• Records shown:
==*==

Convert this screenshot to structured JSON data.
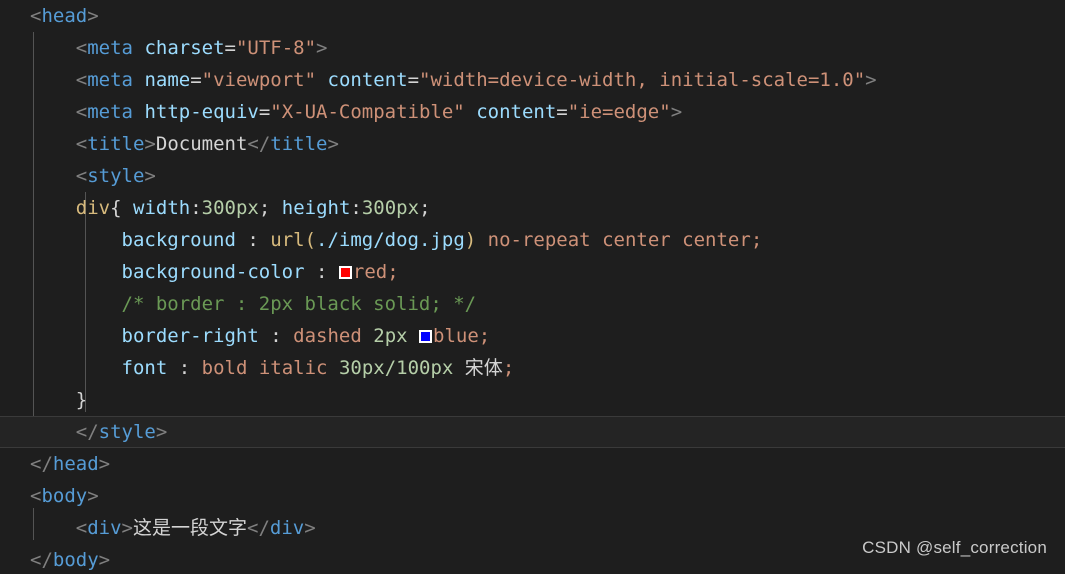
{
  "editor": {
    "theme": "dark-plus",
    "background": "#1e1e1e",
    "current_line_background": "#242424",
    "language": "html",
    "watermark": "CSDN @self_correction"
  },
  "colors": {
    "punctuation": "#808080",
    "tag": "#569cd6",
    "attribute": "#9cdcfe",
    "string": "#ce9178",
    "selector": "#d7ba7d",
    "property": "#9cdcfe",
    "number": "#b5cea8",
    "keyword": "#ce9178",
    "function": "#d7ba7d",
    "comment": "#6a9955",
    "plain": "#d4d4d4",
    "swatch_red": "#ff0000",
    "swatch_blue": "#0000ff",
    "swatch_border": "#ffffff"
  },
  "code": {
    "l1": {
      "lt": "<",
      "tag": "head",
      "gt": ">"
    },
    "l2": {
      "lt": "<",
      "tag": "meta",
      "attr": "charset",
      "eq": "=",
      "value": "\"UTF-8\"",
      "gt": ">"
    },
    "l3": {
      "lt": "<",
      "tag": "meta",
      "attr1": "name",
      "eq1": "=",
      "value1": "\"viewport\"",
      "attr2": "content",
      "eq2": "=",
      "value2": "\"width=device-width, initial-scale=1.0\"",
      "gt": ">"
    },
    "l4": {
      "lt": "<",
      "tag": "meta",
      "attr1": "http-equiv",
      "eq1": "=",
      "value1": "\"X-UA-Compatible\"",
      "attr2": "content",
      "eq2": "=",
      "value2": "\"ie=edge\"",
      "gt": ">"
    },
    "l5": {
      "lt": "<",
      "tag": "title",
      "gt": ">",
      "text": "Document",
      "close_lt": "</",
      "close_tag": "title",
      "close_gt": ">"
    },
    "l6": {
      "lt": "<",
      "tag": "style",
      "gt": ">"
    },
    "l7": {
      "selector": "div",
      "brace": "{",
      "prop1": "width",
      "colon1": ":",
      "value1": "300px",
      "semi1": ";",
      "prop2": "height",
      "colon2": ":",
      "value2": "300px",
      "semi2": ";"
    },
    "l8": {
      "prop": "background",
      "colon": ":",
      "fn": "url",
      "paren_open": "(",
      "path": "./img/dog.jpg",
      "paren_close": ")",
      "kw1": "no-repeat",
      "kw2": "center",
      "kw3": "center",
      "semi": ";"
    },
    "l9": {
      "prop": "background-color",
      "colon": ":",
      "swatch": "#ff0000",
      "value": "red",
      "semi": ";"
    },
    "l10": {
      "comment": "/* border : 2px black solid; */"
    },
    "l11": {
      "prop": "border-right",
      "colon": ":",
      "kw": "dashed",
      "num": "2px",
      "swatch": "#0000ff",
      "value": "blue",
      "semi": ";"
    },
    "l12": {
      "prop": "font",
      "colon": ":",
      "kw1": "bold",
      "kw2": "italic",
      "num": "30px/100px",
      "family": "宋体",
      "semi": ";"
    },
    "l13": {
      "brace": "}"
    },
    "l14": {
      "lt": "</",
      "tag": "style",
      "gt": ">"
    },
    "l15": {
      "lt": "</",
      "tag": "head",
      "gt": ">"
    },
    "l16": {
      "lt": "<",
      "tag": "body",
      "gt": ">"
    },
    "l17": {
      "lt": "<",
      "tag": "div",
      "gt": ">",
      "text": "这是一段文字",
      "close_lt": "</",
      "close_tag": "div",
      "close_gt": ">"
    },
    "l18": {
      "lt": "</",
      "tag": "body",
      "gt": ">"
    }
  }
}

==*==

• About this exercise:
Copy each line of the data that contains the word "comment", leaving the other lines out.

• Worked solution:
    "comment": "#6a9955",
      "comment": "/* border : 2px black solid; */"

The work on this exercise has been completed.